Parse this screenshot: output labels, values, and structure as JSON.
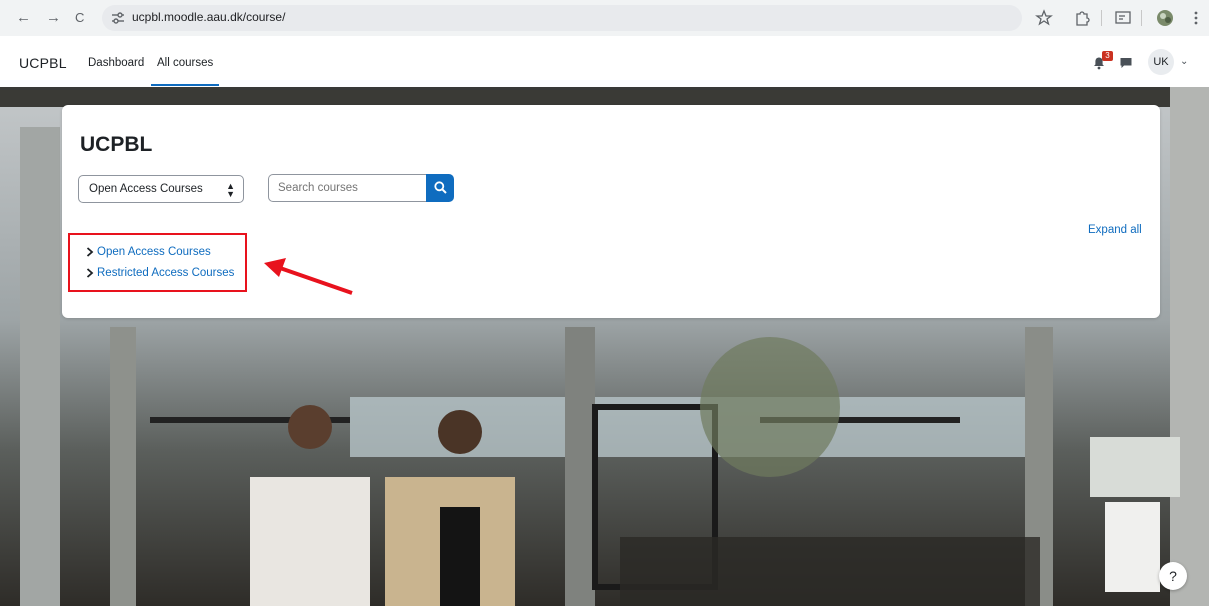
{
  "browser": {
    "url": "ucpbl.moodle.aau.dk/course/",
    "back_icon": "←",
    "forward_icon": "→",
    "reload_icon": "C"
  },
  "topnav": {
    "brand": "UCPBL",
    "links": [
      {
        "label": "Dashboard",
        "active": false
      },
      {
        "label": "All courses",
        "active": true
      }
    ],
    "notification_count": "3",
    "user_initials": "UK"
  },
  "card": {
    "title": "UCPBL",
    "category_select": {
      "selected": "Open Access Courses"
    },
    "search": {
      "placeholder": "Search courses"
    },
    "expand_all": "Expand all",
    "categories": [
      {
        "label": "Open Access Courses"
      },
      {
        "label": "Restricted Access Courses"
      }
    ]
  },
  "help_button": "?",
  "colors": {
    "accent": "#0f6cbf",
    "highlight": "#e8121d",
    "badge": "#ca3120"
  }
}
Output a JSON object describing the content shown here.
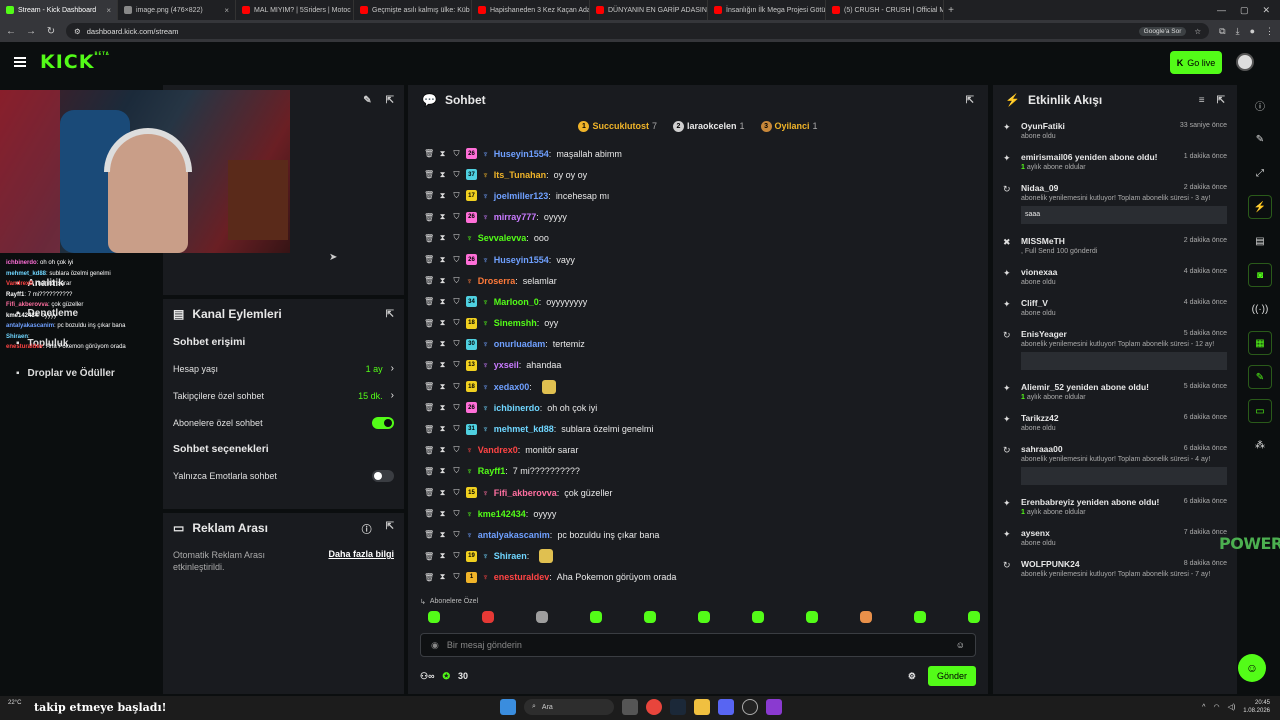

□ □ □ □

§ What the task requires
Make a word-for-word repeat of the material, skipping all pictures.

§ Output
Parse this screenshot: output labels, values, and structure as JSON.
{
  "browser": {
    "url": "ucpbl.moodle.aau.dk/course/",
    "back_icon": "←",
    "forward_icon": "→",
    "reload_icon": "C"
  },
  "topnav": {
    "brand": "UCPBL",
    "links": [
      {
        "label": "Dashboard",
        "active": false
      },
      {
        "label": "All courses",
        "active": true
      }
    ],
    "notification_count": "3",
    "user_initials": "UK"
  },
  "card": {
    "title": "UCPBL",
    "category_select": {
      "selected": "Open Access Courses"
    },
    "search": {
      "placeholder": "Search courses"
    },
    "expand_all": "Expand all",
    "categories": [
      {
        "label": "Open Access Courses"
      },
      {
        "label": "Restricted Access Courses"
      }
    ]
  },
  "help_button": "?",
  "colors": {
    "accent": "#0f6cbf",
    "highlight": "#e8121d",
    "badge": "#ca3120"
  }
}
Output a JSON object describing the content shown here.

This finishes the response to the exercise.